Gullah Gone: Preserving the Land, Water and Culture of the Sea Islands
African Americans on St. Helena Island, South Carolina, have been farming and fishing their land since the Civil War. Now they must choose whether to sell their pristine coastline to retire in luxury, or find a way to preserve their way of life for their children.
This one-hour documentary follows African American landowners as they struggle to make a living off land their families have owned since Reconstruction.
St. Helena Island is a magical place on the South Carolina coastline. African Americans have farmed and fished here for centuries: first as plantation slaves, then as freedmen owning small subsistence operations. It’s now one of the last farming communities on the East Coast that hasn’t been swallowed up by development.
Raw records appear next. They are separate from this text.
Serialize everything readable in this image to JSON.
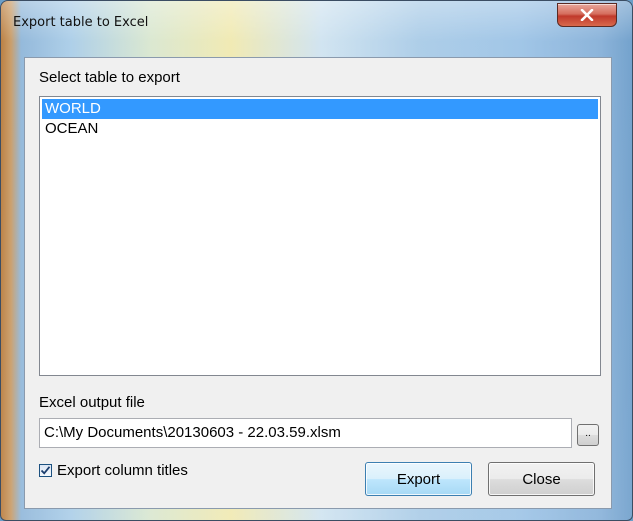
{
  "window": {
    "title": "Export table to Excel"
  },
  "table_select": {
    "label": "Select table to export",
    "items": [
      {
        "label": "WORLD",
        "selected": true
      },
      {
        "label": "OCEAN",
        "selected": false
      }
    ]
  },
  "output": {
    "label": "Excel output file",
    "value": "C:\\My Documents\\20130603 - 22.03.59.xlsm",
    "browse_label": ".."
  },
  "options": {
    "export_column_titles_label": "Export column titles",
    "export_column_titles_checked": true
  },
  "buttons": {
    "export_label": "Export",
    "close_label": "Close"
  },
  "colors": {
    "selection": "#3399ff",
    "close_button": "#c0392b"
  },
  "icons": {
    "close": "close-icon",
    "checkbox_check": "checkmark-icon"
  }
}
But the Gullah / Geechee traditions here are in danger.
Can the residents pass their heritage on to another generation? Or will the pristine nature of the land and water be lost forever?
The filmmakers have spent years on the island documenting landowners and fishermen. Along the way we explore the challenges of sustainable agriculture, the effort to keep young people on the island, and the growing network that helps families stay on their land.
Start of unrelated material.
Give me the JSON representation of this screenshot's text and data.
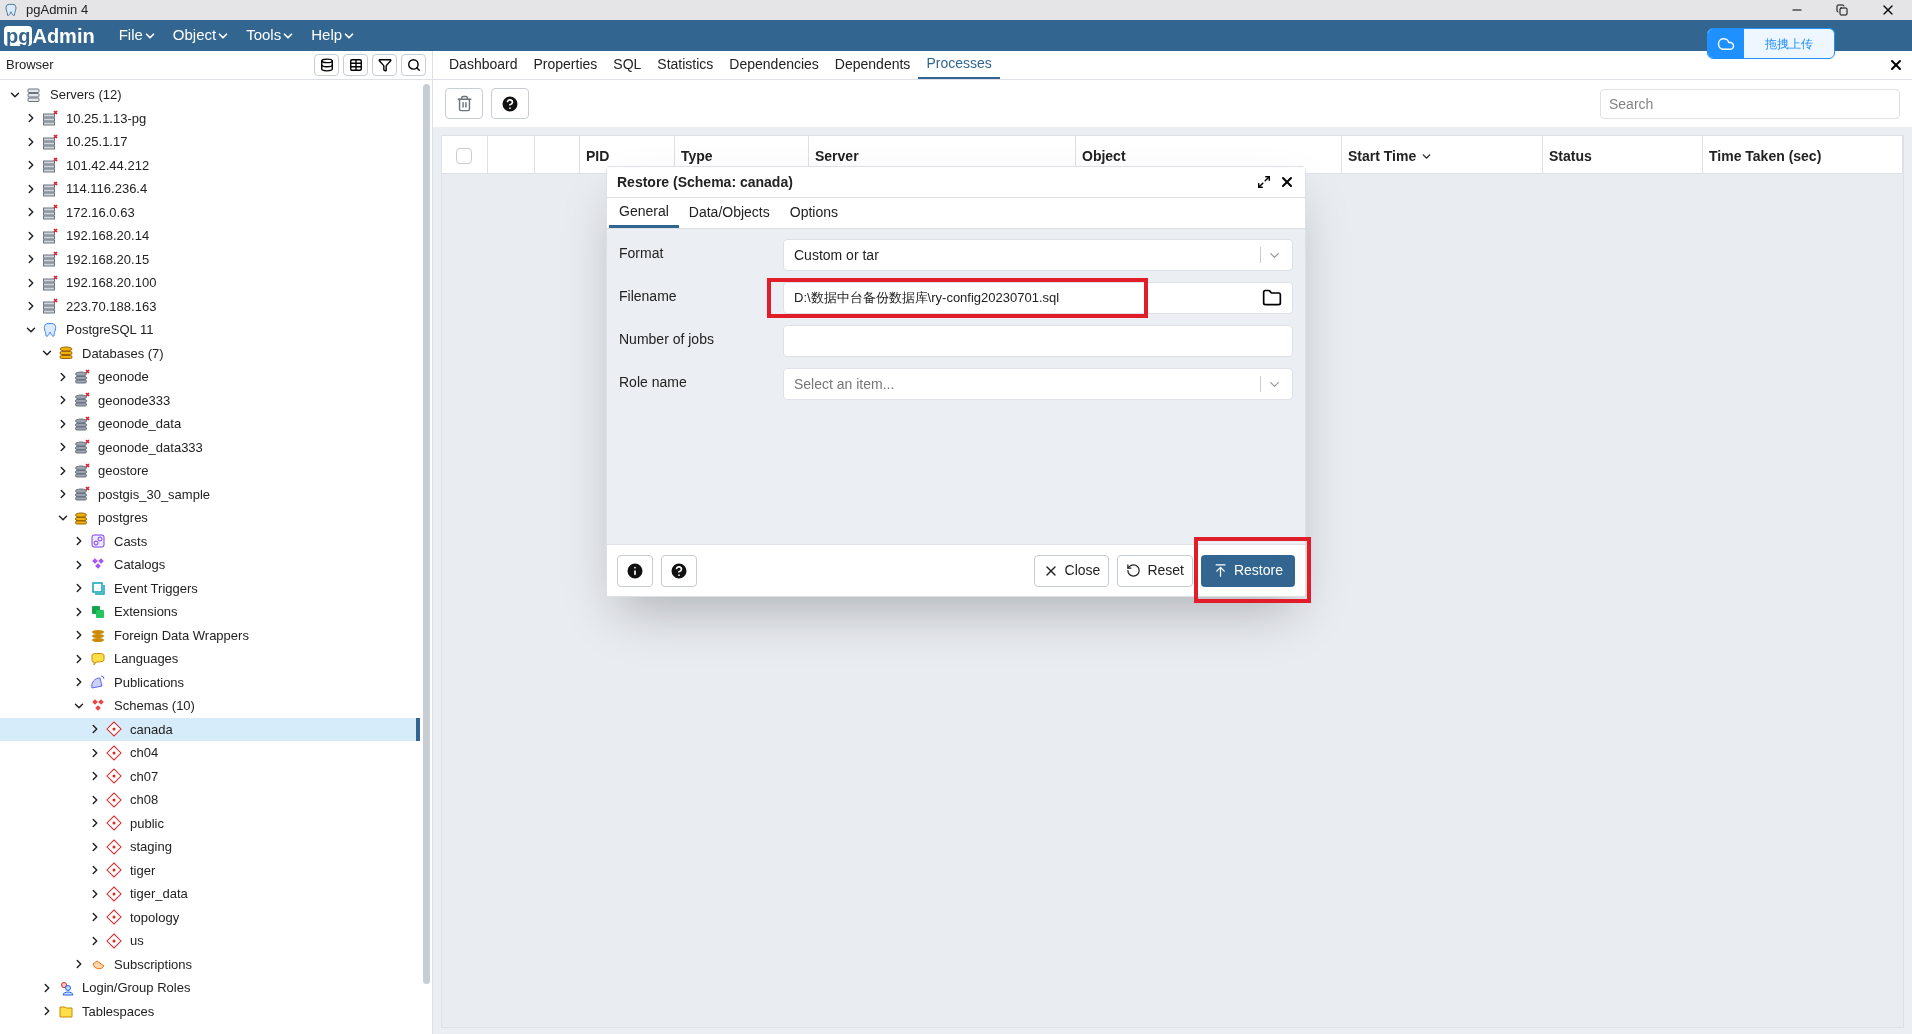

In the end, the residents show tenuous optimism about the future of the island. The answers involve blending traditional knowledge with modern techniques. Witty characters and stunning scenery transport viewers to one of America’s last hidden treasures.